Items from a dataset
______

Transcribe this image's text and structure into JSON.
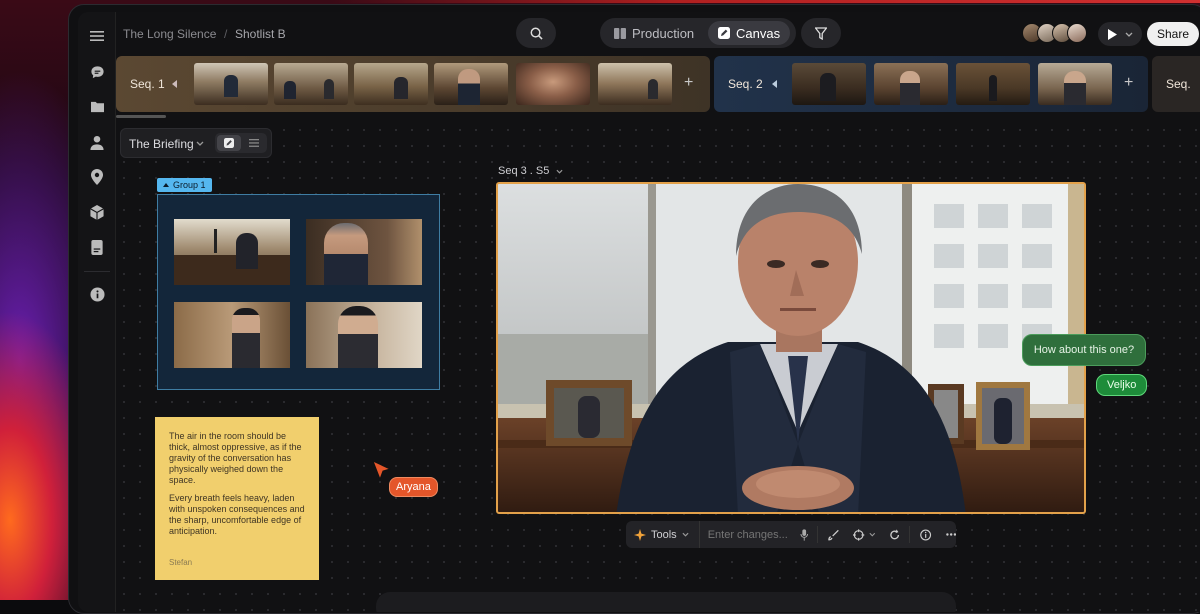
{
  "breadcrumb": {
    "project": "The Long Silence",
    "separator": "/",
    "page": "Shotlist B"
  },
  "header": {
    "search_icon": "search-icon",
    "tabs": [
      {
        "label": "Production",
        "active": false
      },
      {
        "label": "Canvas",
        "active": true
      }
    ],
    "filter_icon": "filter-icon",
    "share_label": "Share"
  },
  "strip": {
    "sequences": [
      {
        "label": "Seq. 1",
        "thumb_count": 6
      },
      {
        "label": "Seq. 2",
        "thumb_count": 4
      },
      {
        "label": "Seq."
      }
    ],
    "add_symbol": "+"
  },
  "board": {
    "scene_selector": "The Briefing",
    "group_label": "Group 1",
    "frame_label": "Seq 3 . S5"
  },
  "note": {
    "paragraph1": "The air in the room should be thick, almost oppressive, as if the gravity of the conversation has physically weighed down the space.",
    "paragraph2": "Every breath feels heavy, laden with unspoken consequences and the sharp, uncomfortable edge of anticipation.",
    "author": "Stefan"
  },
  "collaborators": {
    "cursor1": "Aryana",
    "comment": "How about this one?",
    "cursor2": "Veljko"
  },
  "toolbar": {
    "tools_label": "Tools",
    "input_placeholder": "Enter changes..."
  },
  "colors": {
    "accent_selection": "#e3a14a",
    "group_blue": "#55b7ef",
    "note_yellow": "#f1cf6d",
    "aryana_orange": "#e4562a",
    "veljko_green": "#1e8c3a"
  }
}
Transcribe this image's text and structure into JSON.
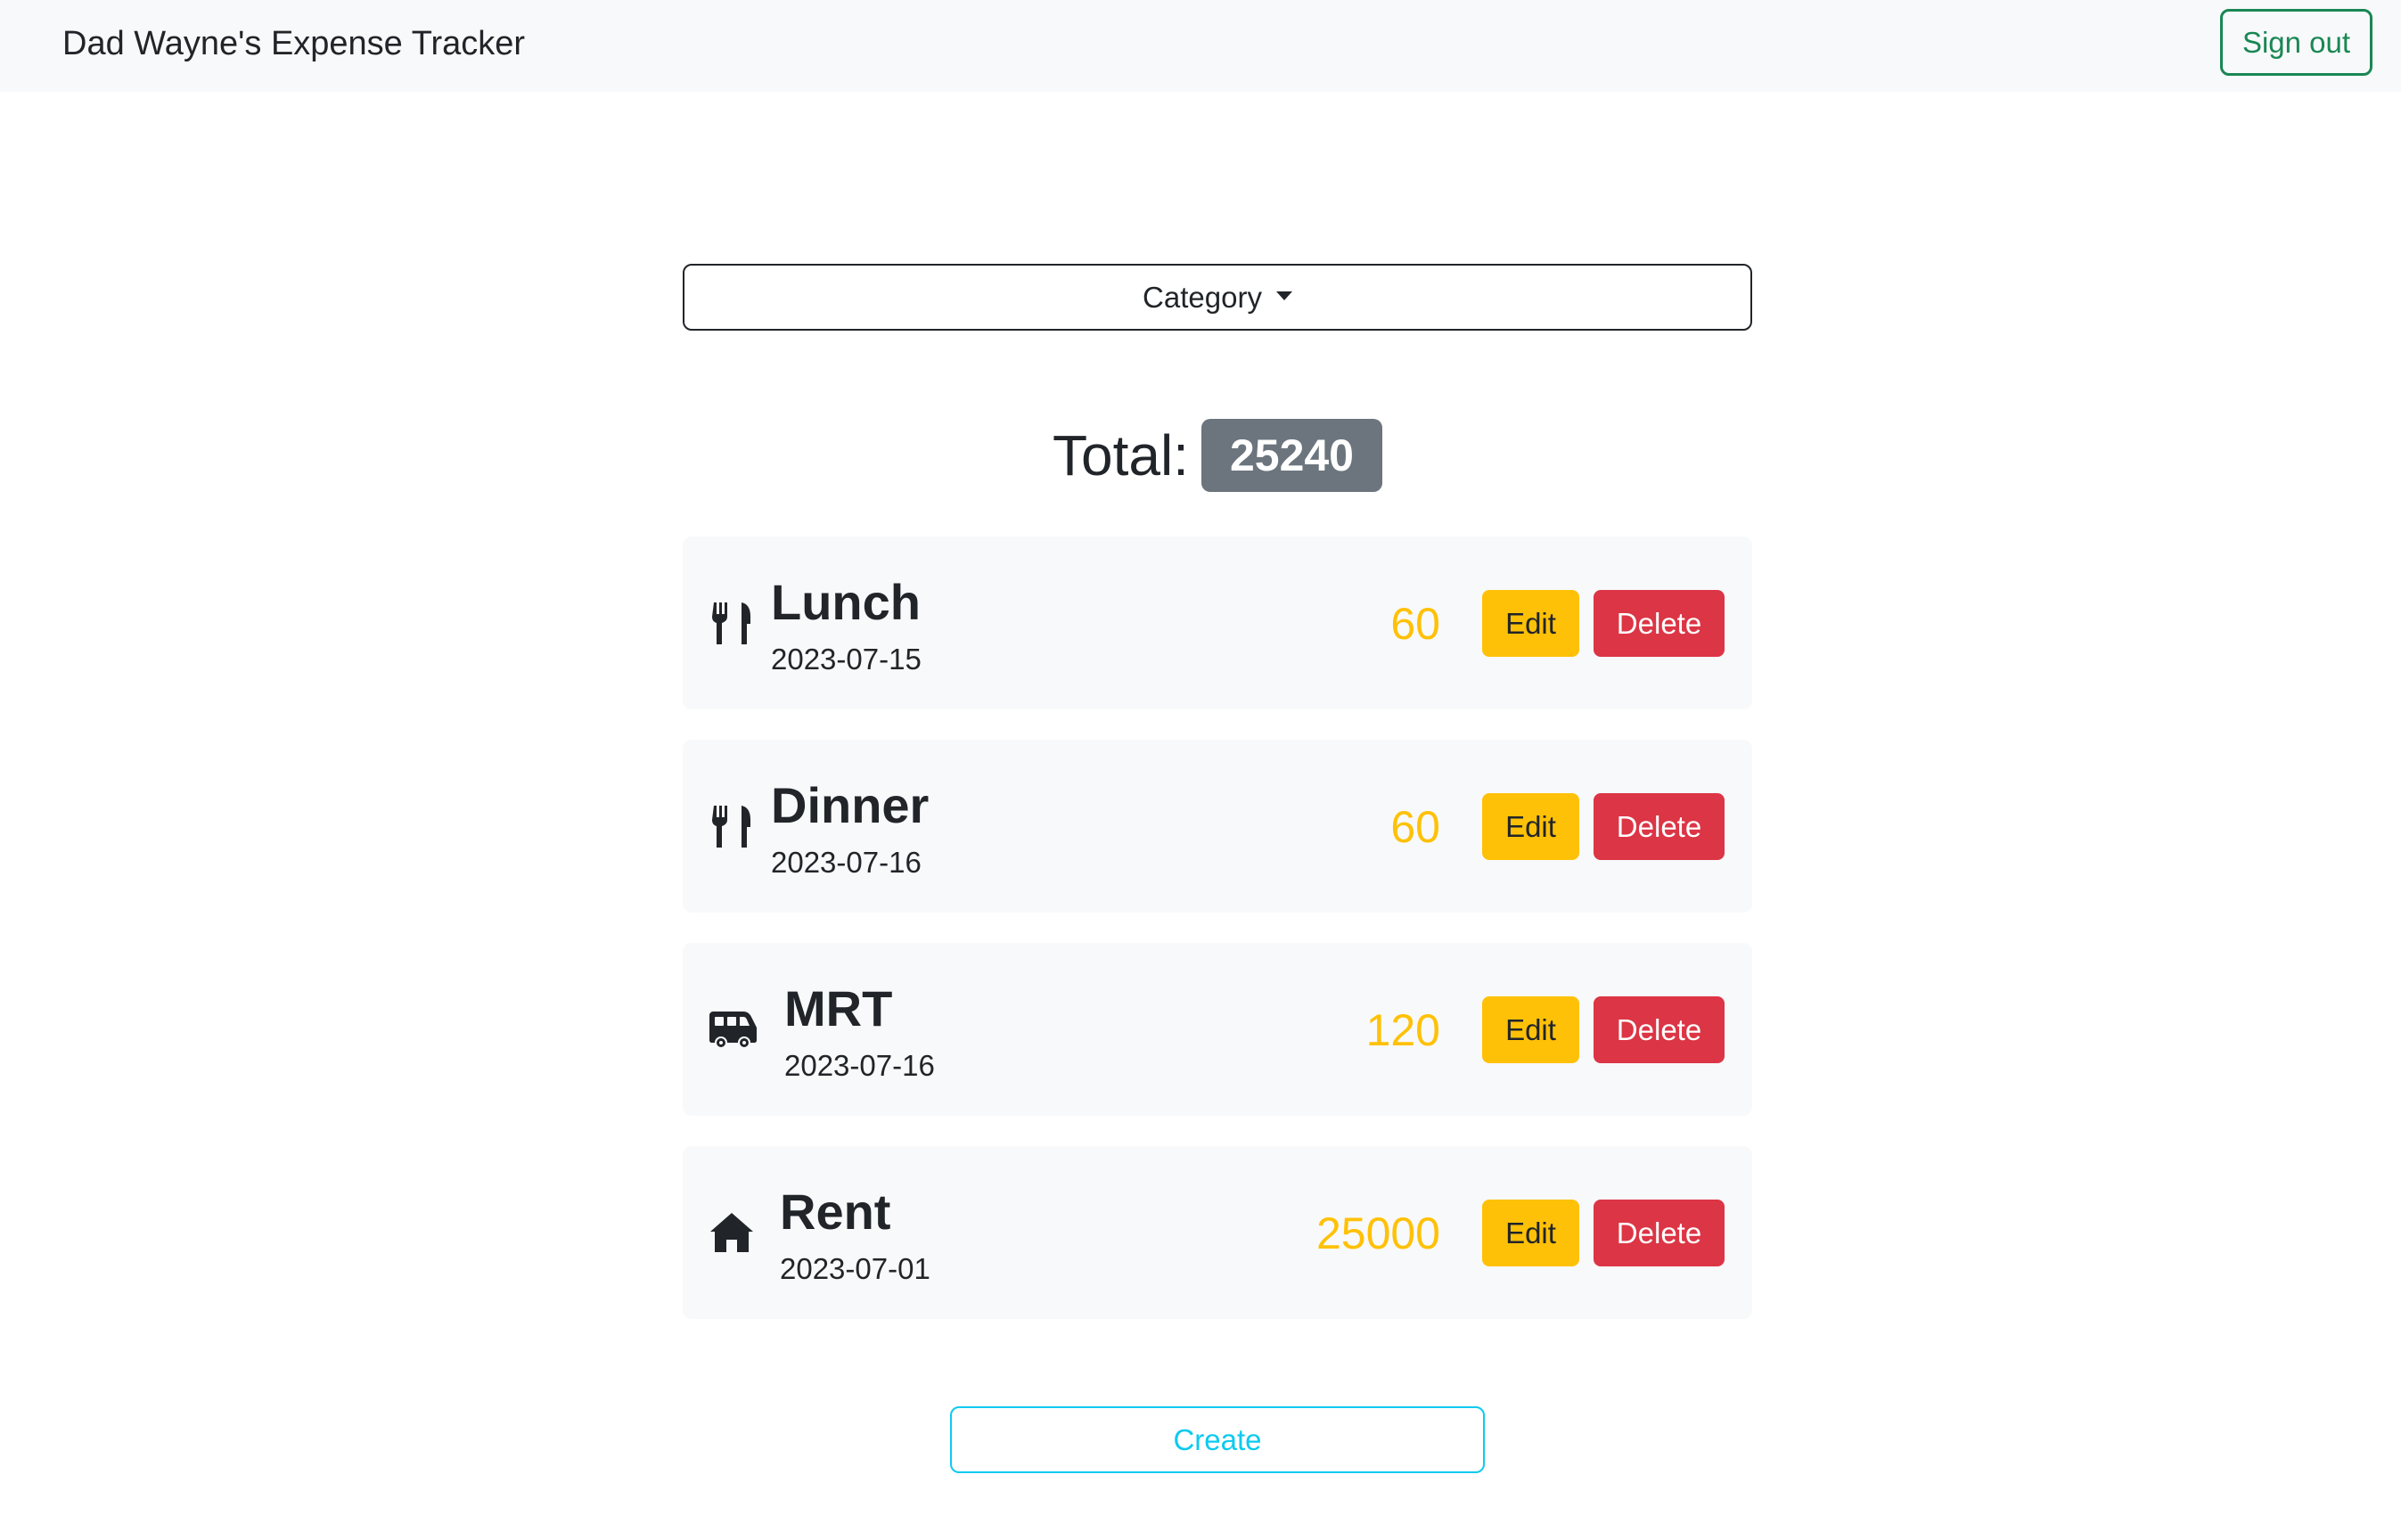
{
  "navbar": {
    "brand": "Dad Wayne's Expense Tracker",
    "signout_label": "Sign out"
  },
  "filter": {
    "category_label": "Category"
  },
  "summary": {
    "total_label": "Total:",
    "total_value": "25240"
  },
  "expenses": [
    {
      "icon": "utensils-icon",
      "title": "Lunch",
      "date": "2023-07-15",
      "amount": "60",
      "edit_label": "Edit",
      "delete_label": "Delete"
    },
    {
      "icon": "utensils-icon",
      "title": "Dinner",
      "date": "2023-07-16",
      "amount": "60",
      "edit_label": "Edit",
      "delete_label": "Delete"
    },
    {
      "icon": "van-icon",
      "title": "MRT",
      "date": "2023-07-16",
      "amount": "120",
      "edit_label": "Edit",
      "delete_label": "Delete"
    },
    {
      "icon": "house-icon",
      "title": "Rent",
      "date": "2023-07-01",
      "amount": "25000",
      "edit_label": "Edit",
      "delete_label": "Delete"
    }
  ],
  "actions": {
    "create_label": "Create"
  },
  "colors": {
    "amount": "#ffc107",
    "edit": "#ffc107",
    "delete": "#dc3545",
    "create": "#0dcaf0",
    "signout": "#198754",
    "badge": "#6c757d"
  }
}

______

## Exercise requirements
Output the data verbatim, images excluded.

## Your response
Transcribe this image's text and structure into JSON.
{
  "breadcrumb": {
    "project": "The Long Silence",
    "separator": "/",
    "page": "Shotlist B"
  },
  "header": {
    "search_icon": "search-icon",
    "tabs": [
      {
        "label": "Production",
        "active": false
      },
      {
        "label": "Canvas",
        "active": true
      }
    ],
    "filter_icon": "filter-icon",
    "share_label": "Share"
  },
  "strip": {
    "sequences": [
      {
        "label": "Seq. 1",
        "thumb_count": 6
      },
      {
        "label": "Seq. 2",
        "thumb_count": 4
      },
      {
        "label": "Seq."
      }
    ],
    "add_symbol": "+"
  },
  "board": {
    "scene_selector": "The Briefing",
    "group_label": "Group 1",
    "frame_label": "Seq 3 . S5"
  },
  "note": {
    "paragraph1": "The air in the room should be thick, almost oppressive, as if the gravity of the conversation has physically weighed down the space.",
    "paragraph2": "Every breath feels heavy, laden with unspoken consequences and the sharp, uncomfortable edge of anticipation.",
    "author": "Stefan"
  },
  "collaborators": {
    "cursor1": "Aryana",
    "comment": "How about this one?",
    "cursor2": "Veljko"
  },
  "toolbar": {
    "tools_label": "Tools",
    "input_placeholder": "Enter changes..."
  },
  "colors": {
    "accent_selection": "#e3a14a",
    "group_blue": "#55b7ef",
    "note_yellow": "#f1cf6d",
    "aryana_orange": "#e4562a",
    "veljko_green": "#1e8c3a"
  }
}
Transcribe this image's text and structure into JSON.
{
  "navbar": {
    "brand": "Dad Wayne's Expense Tracker",
    "signout_label": "Sign out"
  },
  "filter": {
    "category_label": "Category"
  },
  "summary": {
    "total_label": "Total:",
    "total_value": "25240"
  },
  "expenses": [
    {
      "icon": "utensils-icon",
      "title": "Lunch",
      "date": "2023-07-15",
      "amount": "60",
      "edit_label": "Edit",
      "delete_label": "Delete"
    },
    {
      "icon": "utensils-icon",
      "title": "Dinner",
      "date": "2023-07-16",
      "amount": "60",
      "edit_label": "Edit",
      "delete_label": "Delete"
    },
    {
      "icon": "van-icon",
      "title": "MRT",
      "date": "2023-07-16",
      "amount": "120",
      "edit_label": "Edit",
      "delete_label": "Delete"
    },
    {
      "icon": "house-icon",
      "title": "Rent",
      "date": "2023-07-01",
      "amount": "25000",
      "edit_label": "Edit",
      "delete_label": "Delete"
    }
  ],
  "actions": {
    "create_label": "Create"
  },
  "colors": {
    "amount": "#ffc107",
    "edit": "#ffc107",
    "delete": "#dc3545",
    "create": "#0dcaf0",
    "signout": "#198754",
    "badge": "#6c757d"
  }
}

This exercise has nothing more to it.